Charles Lennox, Duke of RichmondCharles Lennox, Duke of Richmond

Louise was both intelligent and strong-willed, she was also very pretty, with dark hair and eyes and a child-like beauty, John Evelyn, the diarist, referred to her as "baby face".

It was claimed that she had been planted by the French court to lure the king of England. The support she received from France was certainly provided with the understanding that she should serve the interests of her native country. This deal was confirmed by gifts and honours from Louis XIV. However, she became highly unpopular with the English people. Louise yielded to Charles' advances only after she had established a stronghold in his affections. Louis once presented her with a gift of a pair of earrings costing eighteen thousand pounds, an amazing sum for the time.

Her only child, a son Charles, was born in 1672 and was created Duke of Richmond, Earl of Darnley and Lord of Torbolton, by his father the king in 1675. The title had been held by Charles' Tudor ancestors, both Henry VII and his father, Edmund Tudor had previously held it, as had Henry VIII's illegitimate son, Henry FitzRoy. He was given the surname Lennox, after Charles' Stuart ancestors, the Dukes of Lennox, (via Henry Stuart Lord Darnley).

Louise herself was granted the titles of Baroness Petersfield, Countess of Fareham and Duchess of Portsmouth in 19 August 1673. In December 1673 she was appointed Duchess of Aubigny in the Peerage of France at the request of Charles II. Charles' nicknamed her was 'Fubbs', meaning plump or chubby and in 1682 a new royal yacht, HMY Fubbs, was named after her. Nell Gwynne, Charles' Cockney mistress, referred to her less affectionately, as "Squintabella". Louise and Nell would prove rivals for many years. Complete opposites, Louise was a very proud woman of her noble Breton birth, Nell a true child of the London streets, scathingly nicknamed her the "Weeping Willow" for her tendency to weep.

Louise was strong enough to maintain her position during a long illness in 1677 retained her hold on Charles right to the end.
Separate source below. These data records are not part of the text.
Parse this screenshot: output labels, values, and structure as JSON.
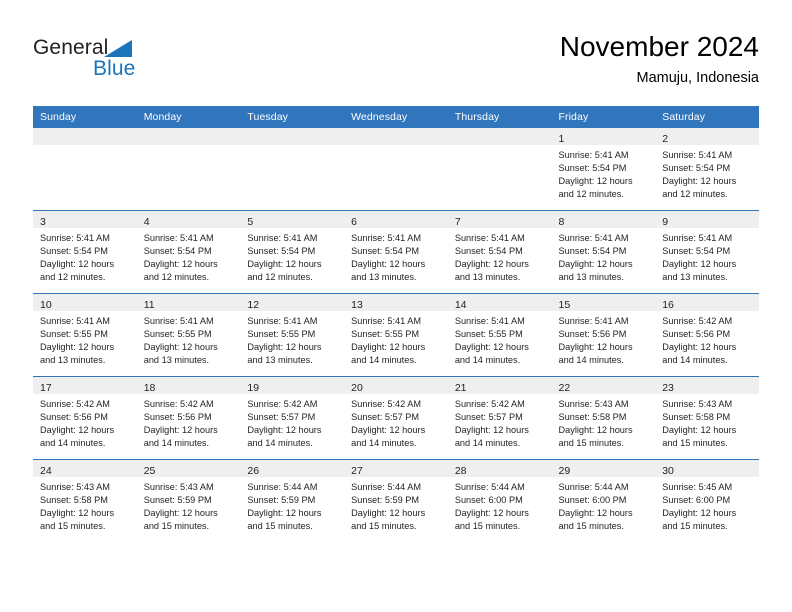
{
  "logo": {
    "word1": "General",
    "word2": "Blue",
    "triangle_color": "#1b75bb",
    "word1_color": "#231f20",
    "word2_color": "#1b75bb"
  },
  "header": {
    "title": "November 2024",
    "subtitle": "Mamuju, Indonesia"
  },
  "theme": {
    "header_blue": "#3175bc",
    "daynum_band": "#efefef",
    "text": "#231f20"
  },
  "weekdays": [
    "Sunday",
    "Monday",
    "Tuesday",
    "Wednesday",
    "Thursday",
    "Friday",
    "Saturday"
  ],
  "weeks": [
    [
      {
        "empty": true
      },
      {
        "empty": true
      },
      {
        "empty": true
      },
      {
        "empty": true
      },
      {
        "empty": true
      },
      {
        "day": "1",
        "l1": "Sunrise: 5:41 AM",
        "l2": "Sunset: 5:54 PM",
        "l3": "Daylight: 12 hours",
        "l4": "and 12 minutes."
      },
      {
        "day": "2",
        "l1": "Sunrise: 5:41 AM",
        "l2": "Sunset: 5:54 PM",
        "l3": "Daylight: 12 hours",
        "l4": "and 12 minutes."
      }
    ],
    [
      {
        "day": "3",
        "l1": "Sunrise: 5:41 AM",
        "l2": "Sunset: 5:54 PM",
        "l3": "Daylight: 12 hours",
        "l4": "and 12 minutes."
      },
      {
        "day": "4",
        "l1": "Sunrise: 5:41 AM",
        "l2": "Sunset: 5:54 PM",
        "l3": "Daylight: 12 hours",
        "l4": "and 12 minutes."
      },
      {
        "day": "5",
        "l1": "Sunrise: 5:41 AM",
        "l2": "Sunset: 5:54 PM",
        "l3": "Daylight: 12 hours",
        "l4": "and 12 minutes."
      },
      {
        "day": "6",
        "l1": "Sunrise: 5:41 AM",
        "l2": "Sunset: 5:54 PM",
        "l3": "Daylight: 12 hours",
        "l4": "and 13 minutes."
      },
      {
        "day": "7",
        "l1": "Sunrise: 5:41 AM",
        "l2": "Sunset: 5:54 PM",
        "l3": "Daylight: 12 hours",
        "l4": "and 13 minutes."
      },
      {
        "day": "8",
        "l1": "Sunrise: 5:41 AM",
        "l2": "Sunset: 5:54 PM",
        "l3": "Daylight: 12 hours",
        "l4": "and 13 minutes."
      },
      {
        "day": "9",
        "l1": "Sunrise: 5:41 AM",
        "l2": "Sunset: 5:54 PM",
        "l3": "Daylight: 12 hours",
        "l4": "and 13 minutes."
      }
    ],
    [
      {
        "day": "10",
        "l1": "Sunrise: 5:41 AM",
        "l2": "Sunset: 5:55 PM",
        "l3": "Daylight: 12 hours",
        "l4": "and 13 minutes."
      },
      {
        "day": "11",
        "l1": "Sunrise: 5:41 AM",
        "l2": "Sunset: 5:55 PM",
        "l3": "Daylight: 12 hours",
        "l4": "and 13 minutes."
      },
      {
        "day": "12",
        "l1": "Sunrise: 5:41 AM",
        "l2": "Sunset: 5:55 PM",
        "l3": "Daylight: 12 hours",
        "l4": "and 13 minutes."
      },
      {
        "day": "13",
        "l1": "Sunrise: 5:41 AM",
        "l2": "Sunset: 5:55 PM",
        "l3": "Daylight: 12 hours",
        "l4": "and 14 minutes."
      },
      {
        "day": "14",
        "l1": "Sunrise: 5:41 AM",
        "l2": "Sunset: 5:55 PM",
        "l3": "Daylight: 12 hours",
        "l4": "and 14 minutes."
      },
      {
        "day": "15",
        "l1": "Sunrise: 5:41 AM",
        "l2": "Sunset: 5:56 PM",
        "l3": "Daylight: 12 hours",
        "l4": "and 14 minutes."
      },
      {
        "day": "16",
        "l1": "Sunrise: 5:42 AM",
        "l2": "Sunset: 5:56 PM",
        "l3": "Daylight: 12 hours",
        "l4": "and 14 minutes."
      }
    ],
    [
      {
        "day": "17",
        "l1": "Sunrise: 5:42 AM",
        "l2": "Sunset: 5:56 PM",
        "l3": "Daylight: 12 hours",
        "l4": "and 14 minutes."
      },
      {
        "day": "18",
        "l1": "Sunrise: 5:42 AM",
        "l2": "Sunset: 5:56 PM",
        "l3": "Daylight: 12 hours",
        "l4": "and 14 minutes."
      },
      {
        "day": "19",
        "l1": "Sunrise: 5:42 AM",
        "l2": "Sunset: 5:57 PM",
        "l3": "Daylight: 12 hours",
        "l4": "and 14 minutes."
      },
      {
        "day": "20",
        "l1": "Sunrise: 5:42 AM",
        "l2": "Sunset: 5:57 PM",
        "l3": "Daylight: 12 hours",
        "l4": "and 14 minutes."
      },
      {
        "day": "21",
        "l1": "Sunrise: 5:42 AM",
        "l2": "Sunset: 5:57 PM",
        "l3": "Daylight: 12 hours",
        "l4": "and 14 minutes."
      },
      {
        "day": "22",
        "l1": "Sunrise: 5:43 AM",
        "l2": "Sunset: 5:58 PM",
        "l3": "Daylight: 12 hours",
        "l4": "and 15 minutes."
      },
      {
        "day": "23",
        "l1": "Sunrise: 5:43 AM",
        "l2": "Sunset: 5:58 PM",
        "l3": "Daylight: 12 hours",
        "l4": "and 15 minutes."
      }
    ],
    [
      {
        "day": "24",
        "l1": "Sunrise: 5:43 AM",
        "l2": "Sunset: 5:58 PM",
        "l3": "Daylight: 12 hours",
        "l4": "and 15 minutes."
      },
      {
        "day": "25",
        "l1": "Sunrise: 5:43 AM",
        "l2": "Sunset: 5:59 PM",
        "l3": "Daylight: 12 hours",
        "l4": "and 15 minutes."
      },
      {
        "day": "26",
        "l1": "Sunrise: 5:44 AM",
        "l2": "Sunset: 5:59 PM",
        "l3": "Daylight: 12 hours",
        "l4": "and 15 minutes."
      },
      {
        "day": "27",
        "l1": "Sunrise: 5:44 AM",
        "l2": "Sunset: 5:59 PM",
        "l3": "Daylight: 12 hours",
        "l4": "and 15 minutes."
      },
      {
        "day": "28",
        "l1": "Sunrise: 5:44 AM",
        "l2": "Sunset: 6:00 PM",
        "l3": "Daylight: 12 hours",
        "l4": "and 15 minutes."
      },
      {
        "day": "29",
        "l1": "Sunrise: 5:44 AM",
        "l2": "Sunset: 6:00 PM",
        "l3": "Daylight: 12 hours",
        "l4": "and 15 minutes."
      },
      {
        "day": "30",
        "l1": "Sunrise: 5:45 AM",
        "l2": "Sunset: 6:00 PM",
        "l3": "Daylight: 12 hours",
        "l4": "and 15 minutes."
      }
    ]
  ]
}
In February 1685 she assisted in ensuring the king did not die without a Catholic confession and absolution. That Charles was truly attached to her is shown by his dying instruction to his brother to "do well by Portsmouth".

Soon after the king's death, Louise returned to France with her son the Duke of Richmond, where, except for one short visit to England during the reign of Charles' brother James II, she remained. Her son married Anne Brudenell (d. 9 December 1722), daughter of Francis, Baron Brudenell on 8 January 1692. The couple presented Louise with three grandchildren, Lady Louisa Lennox (24 December 1694 - 15 January 1716); who married James Berkeley, 3rd Earl of Berkeley, Charles Lennox, Earl of March, later 2nd Duke of Richmond and 2nd Duke of Lennox and Lady Anne Lennox, later Countess of Albemarle. By his mistress Jacqueline de Mézières, he had an illegitimate child, Renée Lennox (1709-1774) who in turn became the mistress of her cousin, Nell Gynn's grandson, Charles Beauclerk, 2nd Duke of St Albans.
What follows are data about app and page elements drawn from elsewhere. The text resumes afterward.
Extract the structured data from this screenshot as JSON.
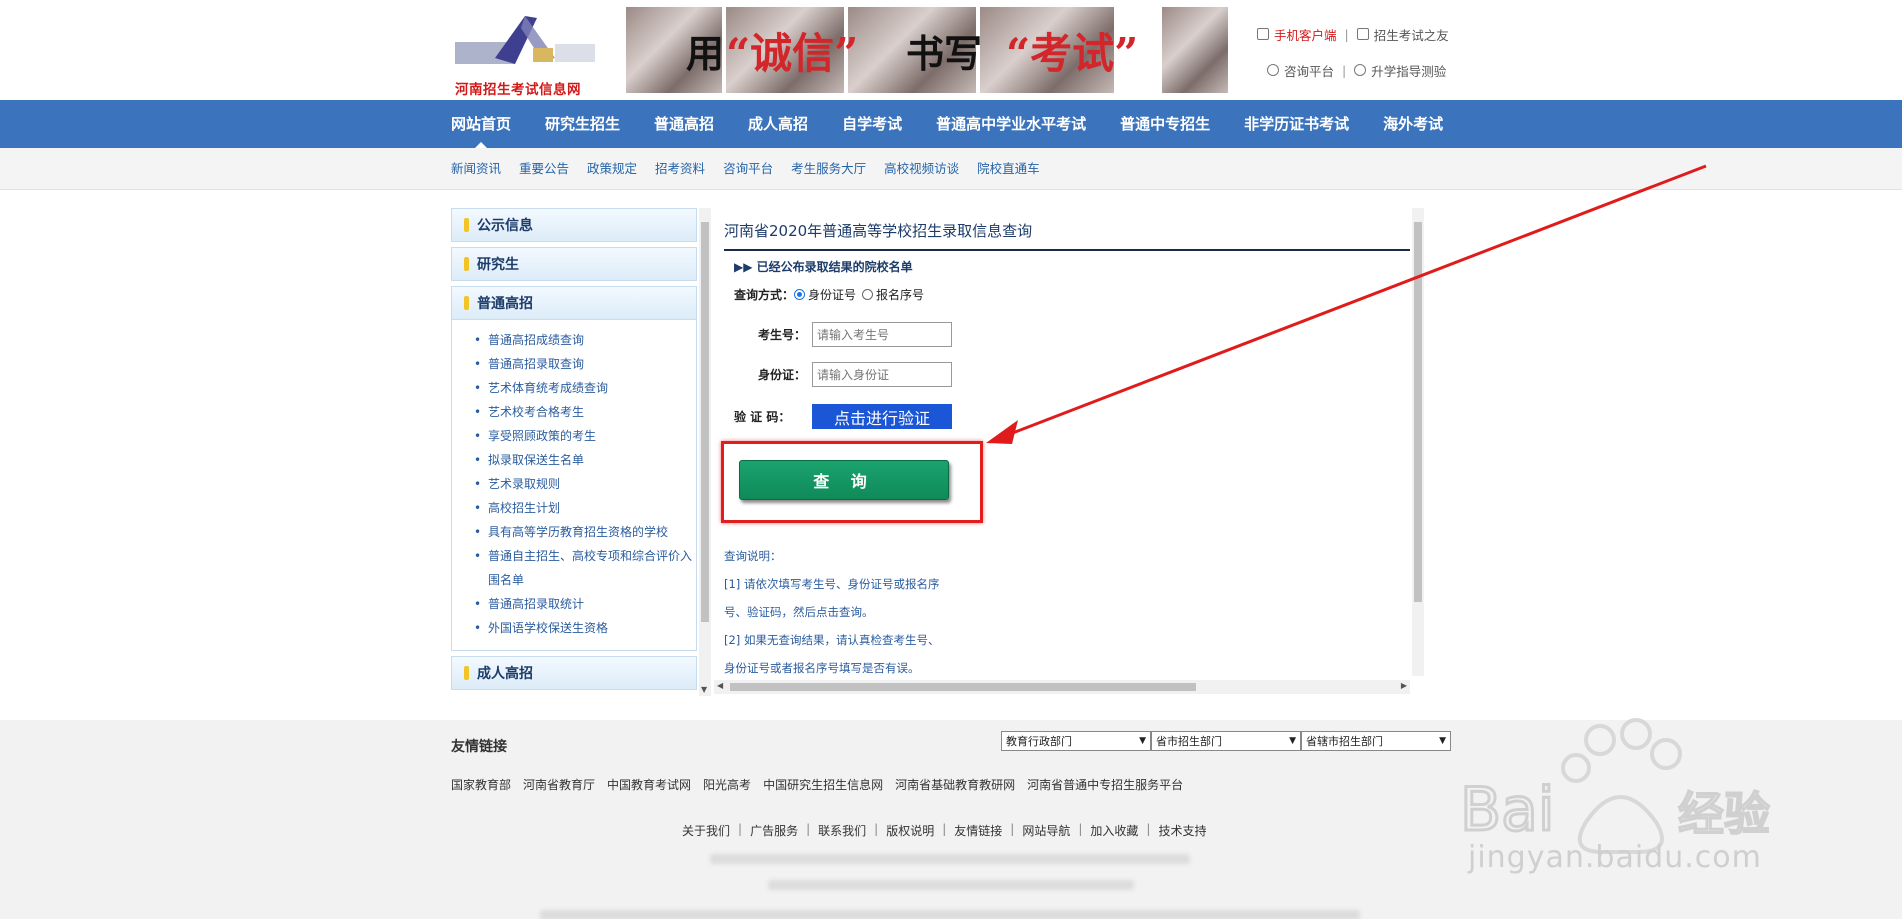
{
  "header": {
    "logo_text": "河南招生考试信息网",
    "banner": {
      "w1": "用",
      "q1": "“诚信”",
      "w2": "书写",
      "q2": "“考试”"
    },
    "toplinks": {
      "mobile": "手机客户端",
      "friend": "招生考试之友",
      "consult": "咨询平台",
      "guide": "升学指导测验"
    }
  },
  "nav": {
    "items": [
      "网站首页",
      "研究生招生",
      "普通高招",
      "成人高招",
      "自学考试",
      "普通高中学业水平考试",
      "普通中专招生",
      "非学历证书考试",
      "海外考试"
    ]
  },
  "subnav": {
    "items": [
      "新闻资讯",
      "重要公告",
      "政策规定",
      "招考资料",
      "咨询平台",
      "考生服务大厅",
      "高校视频访谈",
      "院校直通车"
    ]
  },
  "sidebar": {
    "sections": [
      "公示信息",
      "研究生",
      "普通高招",
      "成人高招"
    ],
    "gaokao_items": [
      "普通高招成绩查询",
      "普通高招录取查询",
      "艺术体育统考成绩查询",
      "艺术校考合格考生",
      "享受照顾政策的考生",
      "拟录取保送生名单",
      "艺术录取规则",
      "高校招生计划",
      "具有高等学历教育招生资格的学校",
      "普通自主招生、高校专项和综合评价入围名单",
      "普通高招录取统计",
      "外国语学校保送生资格"
    ]
  },
  "panel": {
    "title": "河南省2020年普通高等学校招生录取信息查询",
    "announce": "▶▶ 已经公布录取结果的院校名单",
    "mode_label": "查询方式：",
    "mode_id": "身份证号",
    "mode_reg": "报名序号",
    "exam_label": "考生号：",
    "exam_placeholder": "请输入考生号",
    "id_label": "身份证：",
    "id_placeholder": "请输入身份证",
    "captcha_label": "验 证 码：",
    "captcha_button": "点击进行验证",
    "query_button": "查 询",
    "notes": [
      "查询说明：",
      "[1] 请依次填写考生号、身份证号或报名序",
      "号、验证码，然后点击查询。",
      "[2] 如果无查询结果，请认真检查考生号、",
      "身份证号或者报名序号填写是否有误。"
    ]
  },
  "footer": {
    "friend_title": "友情链接",
    "selects": [
      "教育行政部门",
      "省市招生部门",
      "省辖市招生部门"
    ],
    "friend_links": [
      "国家教育部",
      "河南省教育厅",
      "中国教育考试网",
      "阳光高考",
      "中国研究生招生信息网",
      "河南省基础教育教研网",
      "河南省普通中专招生服务平台"
    ],
    "bottom_links": [
      "关于我们",
      "广告服务",
      "联系我们",
      "版权说明",
      "友情链接",
      "网站导航",
      "加入收藏",
      "技术支持"
    ]
  },
  "watermark": {
    "text": "jingyan.baidu.com",
    "brand": "Bai",
    "brand_suffix": "经验"
  },
  "colors": {
    "nav": "#3b74bd",
    "query": "#0f8a58",
    "highlight": "#e11d1d",
    "verify": "#1a56d6"
  }
}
During her last years, Louise became more religious and resided at Aubigny, deeply in debt. The French king, Louis XIV, and after his death the regent Philippe II, Duke of Orléans, provided a pension, Louise died in Paris on 14 November 1734, at the age of 85.